Established in 1998, the Ecosystem Study Area is an area dedicated to the study, preservation, and proper management of the environment. It is a valuable area of diverse and sensitive habitat, containing part of the Salmon River and some tributaries. The Salmon River is among the Lower Mainland's top salmon-producing rivers, and therefore it is essential that it be managed appropriately for these pollution-sensitive fish. The ESA is also home to the Oregon forest snail (Allogona townsendiana), which is a red-listed species in British Columbia, and considered endangered within Canada.


Donated in 2000, the Crow’s Nest Ecological Research Area is comprised of 72.7 acres within minutes of Fulford Harbour on Salt Spring Island.
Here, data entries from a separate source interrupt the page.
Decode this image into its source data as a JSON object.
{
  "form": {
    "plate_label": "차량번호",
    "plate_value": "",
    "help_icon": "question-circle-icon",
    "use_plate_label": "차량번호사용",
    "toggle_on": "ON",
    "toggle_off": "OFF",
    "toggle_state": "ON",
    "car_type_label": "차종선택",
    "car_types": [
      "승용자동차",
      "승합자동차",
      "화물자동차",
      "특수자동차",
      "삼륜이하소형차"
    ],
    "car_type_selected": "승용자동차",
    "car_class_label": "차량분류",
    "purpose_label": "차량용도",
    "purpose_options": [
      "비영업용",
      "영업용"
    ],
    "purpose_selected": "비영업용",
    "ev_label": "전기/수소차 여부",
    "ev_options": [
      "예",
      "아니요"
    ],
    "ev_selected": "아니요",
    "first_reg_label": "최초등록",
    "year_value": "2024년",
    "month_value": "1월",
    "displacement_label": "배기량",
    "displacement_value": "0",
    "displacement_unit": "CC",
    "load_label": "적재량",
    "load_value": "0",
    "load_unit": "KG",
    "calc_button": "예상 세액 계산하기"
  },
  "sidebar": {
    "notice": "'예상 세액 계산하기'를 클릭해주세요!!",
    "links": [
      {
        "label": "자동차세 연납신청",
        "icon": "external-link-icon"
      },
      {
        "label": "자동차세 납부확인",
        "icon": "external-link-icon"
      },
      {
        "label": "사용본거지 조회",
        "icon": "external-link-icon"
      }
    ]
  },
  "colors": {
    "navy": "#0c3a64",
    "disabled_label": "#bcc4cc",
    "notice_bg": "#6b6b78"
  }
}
In addition to its breathtaking views, this property holds much ecological significance as it is home to some of the few remaining Garry oak (Quercus garryana) meadows in British Columbia. These meadows, along with other ecosystems associated with the Garry oak, contain more plant species than any other terrestrial ecosystem in coastal BC, as well as a multitude of other creatures, and many of these species are not found anywhere else in Canada. For more info, check out the Garry Oak Ecosystems Recovery Team. TWU professors and students are currently involved in many different research projects on this property, and the goal is to continue to build on our understanding of this unique Garry oak ecosystem, enabling us to manage the property in such a way as to keep it ecologically healthy for future generations to enjoy.

For a virtual tour of the Crow’s Nest and what we do there, hosted by our lands manager and former students, click here.

Production of these videos was supported by an Environment Canada HSP (Habitat Stewardship Program) grant. We also acknowledge the hard work and dedication of the videographers, Tim Andries, Nicholas Zator and Justin Smith.


Located east of Fort Langley in the Fraser Valley, The Blaauw Eco Forest spans 50 acres and consists of a second-growth forest with many large cedars, firs, bigleaf maples, cottonwoods, and bog species. Home to coyotes, deer, amphibians, reptiles, and 60+ species of birds, it also features an interpretive trail. Numerous science lab classes are conducted here, and GENV hires student assistants for maintenance and research.

For more of the remarkable story of this beautiful forest, click here.